CEO Joey Krug estimated that just over $20,000 worth of ether had been paid out, based on data from Predictions.Global, a site that displays Augur betting markets. He did not include the value of REP token stakes. The first initial bets were on live events happening around the time of the launch.
Augur is an exciting project because it truly represents a free capital market. Anyone, as long as they own Ethereum, can create a market free from government intervention.
Granted, a lot of the action on Augur has to do with future markets and this could be considered a binary option, which needs to be declared to the CFTC. A few years back, Intrade was shut down for a similar prediction market. However, Augur is decentralized and run by users with open-source, free software. This makes Augur very hard to pin down, regulate or even shut down in total. For example, if officials were to rule that Augur was facilitating illicit activity, they might try to go after the people who developed the software, much as malware developers have been held liable for their creations, which would be likely to set up a fight over First Amendment protections.
Recently, Augur was in the news because of a few assassination and deadpool markets floating around on the platform. The assassination pools on Donald Trump, Jeff Bezos and others did not get much traction making any sort of illegal activity un-alarming. That said, by creating a market for an assassination and placing a large “no” bet (actually, selling shares in the outcome), an individual or group could in effect place a bounty on the targeted person.
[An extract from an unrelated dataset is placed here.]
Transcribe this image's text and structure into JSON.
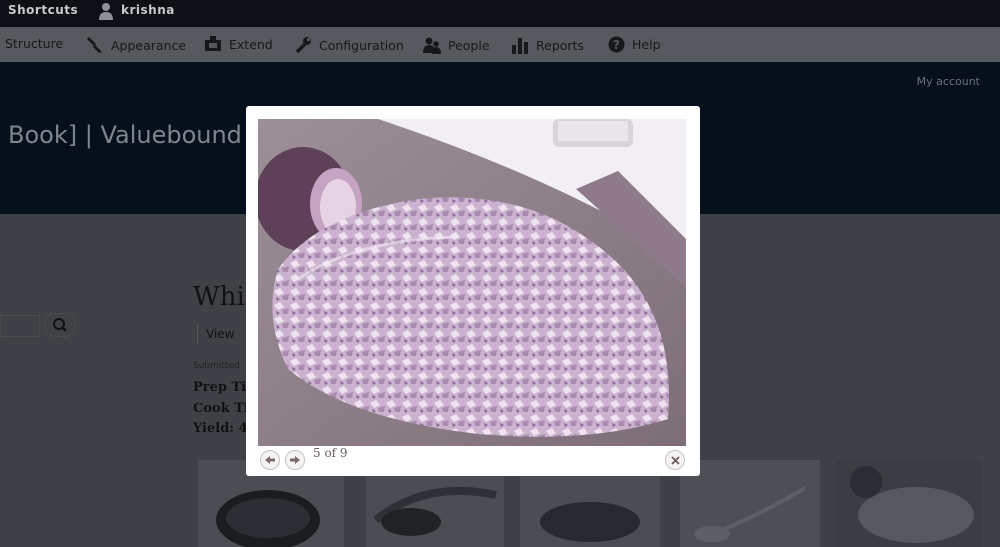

The would-be assassin could then place a bet on “yes” (buy shares) and manipulate the outcome.
However, the REP community has long discussed these issues and members are quick to label these markets as invalid. “The Augur Reporter community has a powerful tool in their ability to mark a market as ‘invalid,'” said Predictions.Global co-founder Ryan Berckmans.
But, he added, reporters “are incentivized to report in a way with which they expect the REP-holding community will agree.” In other words, it’s up to token holders’ consensus to decide whether taking out life insurance on other people is acceptable on Augur.
The community so far has seemingly decided these type of bets are immoral and invalid based on discussion boards.